DOOM! If you’re a child of the 90s like me, you know exactly what it is. The popular game stayed with all of us for years, with its two-dimensional graphics displayed as three-dimensional rooms. The game was all about fighting demons, as well as other sorts of monsters coming after you. It was incredibly popular and everyone loved it (apart from the soccer moms who screamed that bloody games are making our children more violent)!
Well that was then and this is now, and we have a new DOOM. The game has been reworked for a few years now; even had some closed multiplayer testing. But since it’s finally out we can at long last play and review it!
Thing’s start off fairly interesting, me sitting up from a weird coffin, only to see me shackled down and demons coming at me on all sides. They’re doing the most badass thing; just crushing their skulls into my coffin and breaking out. I quickly break out of a suit and learn the controls, going on a murderous rampage (of demons, no less) to finally leave the room I was in.
It was this first impression that told me I would love this title, because the game flows as if they took the original DOOM and just overhauled the graphics. The jumping, the moving around and the fights you get into felt to me like it was a rebirth of the original game and I absolutely loved it. However their are things that I found a tiny bit strange…mainly the glory kills. But I can understand that, being a new thing and innovation from the original design and concepts of DOOM, and it began to grow on me. The entire game felt so fluid to me, although I am playing on the Xbox One at this point. But I’ll get into that reason in a little bit.

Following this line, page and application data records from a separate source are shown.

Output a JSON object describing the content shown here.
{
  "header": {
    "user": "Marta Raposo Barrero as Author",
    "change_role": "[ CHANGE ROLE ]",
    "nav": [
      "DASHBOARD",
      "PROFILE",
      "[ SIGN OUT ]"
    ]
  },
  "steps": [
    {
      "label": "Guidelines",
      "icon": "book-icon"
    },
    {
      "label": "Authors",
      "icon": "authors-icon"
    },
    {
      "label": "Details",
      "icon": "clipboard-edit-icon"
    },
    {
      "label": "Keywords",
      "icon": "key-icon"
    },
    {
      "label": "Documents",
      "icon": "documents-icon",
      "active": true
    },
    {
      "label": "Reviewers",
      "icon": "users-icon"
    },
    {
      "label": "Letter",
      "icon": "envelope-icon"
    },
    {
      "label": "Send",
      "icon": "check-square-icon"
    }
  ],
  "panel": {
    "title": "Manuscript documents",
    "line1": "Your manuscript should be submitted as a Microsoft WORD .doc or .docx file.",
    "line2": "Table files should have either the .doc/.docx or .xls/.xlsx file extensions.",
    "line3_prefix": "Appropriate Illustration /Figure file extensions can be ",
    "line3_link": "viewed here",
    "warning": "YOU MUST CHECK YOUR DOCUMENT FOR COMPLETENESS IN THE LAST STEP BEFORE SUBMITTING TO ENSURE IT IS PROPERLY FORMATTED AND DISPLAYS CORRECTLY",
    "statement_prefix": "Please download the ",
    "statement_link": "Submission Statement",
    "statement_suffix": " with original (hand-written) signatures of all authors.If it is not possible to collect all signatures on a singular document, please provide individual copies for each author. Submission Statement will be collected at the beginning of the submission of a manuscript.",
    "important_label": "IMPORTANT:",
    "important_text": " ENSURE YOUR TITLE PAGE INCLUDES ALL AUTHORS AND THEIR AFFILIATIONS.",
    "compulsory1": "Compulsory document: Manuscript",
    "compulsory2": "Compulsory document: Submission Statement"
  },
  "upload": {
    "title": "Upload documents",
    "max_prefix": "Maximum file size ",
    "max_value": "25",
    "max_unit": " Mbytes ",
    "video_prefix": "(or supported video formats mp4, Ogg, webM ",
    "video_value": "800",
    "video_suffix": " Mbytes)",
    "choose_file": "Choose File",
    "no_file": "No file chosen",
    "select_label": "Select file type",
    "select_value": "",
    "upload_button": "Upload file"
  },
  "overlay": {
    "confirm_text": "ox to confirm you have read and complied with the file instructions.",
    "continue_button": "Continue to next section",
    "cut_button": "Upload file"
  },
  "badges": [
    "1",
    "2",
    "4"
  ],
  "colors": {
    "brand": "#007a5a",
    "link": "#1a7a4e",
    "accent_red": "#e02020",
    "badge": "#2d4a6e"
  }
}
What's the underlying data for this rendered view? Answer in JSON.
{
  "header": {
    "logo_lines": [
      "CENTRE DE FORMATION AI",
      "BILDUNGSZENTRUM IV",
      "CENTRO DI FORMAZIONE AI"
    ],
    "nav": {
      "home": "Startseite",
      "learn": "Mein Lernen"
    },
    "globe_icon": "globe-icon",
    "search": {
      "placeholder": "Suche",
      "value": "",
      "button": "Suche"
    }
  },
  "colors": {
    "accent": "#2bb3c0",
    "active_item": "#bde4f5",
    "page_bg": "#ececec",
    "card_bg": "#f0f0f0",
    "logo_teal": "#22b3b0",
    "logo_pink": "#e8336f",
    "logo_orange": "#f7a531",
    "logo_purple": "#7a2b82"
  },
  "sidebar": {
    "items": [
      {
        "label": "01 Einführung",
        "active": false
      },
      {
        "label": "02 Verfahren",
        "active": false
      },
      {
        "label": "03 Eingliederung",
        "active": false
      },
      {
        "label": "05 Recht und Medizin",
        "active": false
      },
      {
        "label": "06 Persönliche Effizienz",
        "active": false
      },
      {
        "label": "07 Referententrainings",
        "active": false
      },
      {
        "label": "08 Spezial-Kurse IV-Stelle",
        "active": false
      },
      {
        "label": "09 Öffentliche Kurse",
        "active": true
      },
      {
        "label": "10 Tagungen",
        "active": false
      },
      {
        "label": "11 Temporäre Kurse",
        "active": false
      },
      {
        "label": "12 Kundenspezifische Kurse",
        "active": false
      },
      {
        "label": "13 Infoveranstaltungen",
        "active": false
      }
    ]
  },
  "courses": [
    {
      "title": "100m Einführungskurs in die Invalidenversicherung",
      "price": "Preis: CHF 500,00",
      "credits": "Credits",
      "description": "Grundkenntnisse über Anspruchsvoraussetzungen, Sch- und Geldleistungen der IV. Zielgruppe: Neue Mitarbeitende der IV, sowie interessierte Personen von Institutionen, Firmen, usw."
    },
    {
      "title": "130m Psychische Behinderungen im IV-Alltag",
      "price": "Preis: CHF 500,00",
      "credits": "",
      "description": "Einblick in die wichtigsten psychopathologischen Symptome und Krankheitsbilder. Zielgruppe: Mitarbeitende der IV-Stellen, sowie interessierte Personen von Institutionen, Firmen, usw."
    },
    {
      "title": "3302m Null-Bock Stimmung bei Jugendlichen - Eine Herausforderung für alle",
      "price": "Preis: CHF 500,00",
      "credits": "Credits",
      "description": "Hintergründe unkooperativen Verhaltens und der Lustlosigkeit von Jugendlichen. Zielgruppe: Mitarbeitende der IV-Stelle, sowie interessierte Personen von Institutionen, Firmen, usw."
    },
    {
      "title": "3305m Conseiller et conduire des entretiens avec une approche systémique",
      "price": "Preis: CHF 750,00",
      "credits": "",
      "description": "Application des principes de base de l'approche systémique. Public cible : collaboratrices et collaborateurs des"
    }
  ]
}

The soundtrack stayed upbeat and hardcore, giving me a nostalgic trip. It was like I was listening to the heaviest of heavy metals as I crushed a demon’s skull in my hand and watched its eye-balls pop out from between my fingers. I absolutely loved it. However I must mention that while I was enjoying my glorious killing spree, the game felt good overall. I felt like its story aspect was lacking and I was kind of disappointed at that, since they were changing a few things and adding other things.
But despite all this, it felt wonderful. It felt great and it truly felt like I was playing a piece of my childhood again. Although the game is obviously not for kids, let’s face it, some nostalgic parent out there will probably buy it and their kid will get a hold of it and it will create the next generation of DOOM fans.
Now about what I said earlier in the article regarding playing on the Xbox One. A lot of people have reported this issue, and from my own research I can conclude that the PC port of DOOM is pretty broken for a lot of people. But groups and companies outside are not reporting on this and a lot of gamers have taken to complaining in Indie game development groups because of how broken it is.
As for myself, the title was broken for me as well. The start of the game was playable but if I opened Fraps, Loilo, and hell…even OBS, the game would close or it would give me a black screen in the top right hand corner. Even trying to adjust the graphics to 720p crashed the game and made it hang, and so I attempted to adjust the graphics manually, which also made the game crash.
Eventually I settled on playing it in 1080p and gave up on recording, but the moment I finished the tutorial area the game began to lag to no end and left me at 1 frame per second. This ultimately made me go to the Xbox One version of the game, because programming for a console system is far easier than for PC because the former’s hardware is always the same. But this brings up the point of Bethesda releasing a fairly broken version of DOOM onto the PC, and we are waiting for it to be fixed.
Despite this one major issue about DOOM, the game remains very solid in every way for our review scale, and again I absolutely loved it…even if I couldn’t play it on PC.
Everything about the title screams nostalgia and I continue to look forward to skull-stomping a demonic lord with my big boot!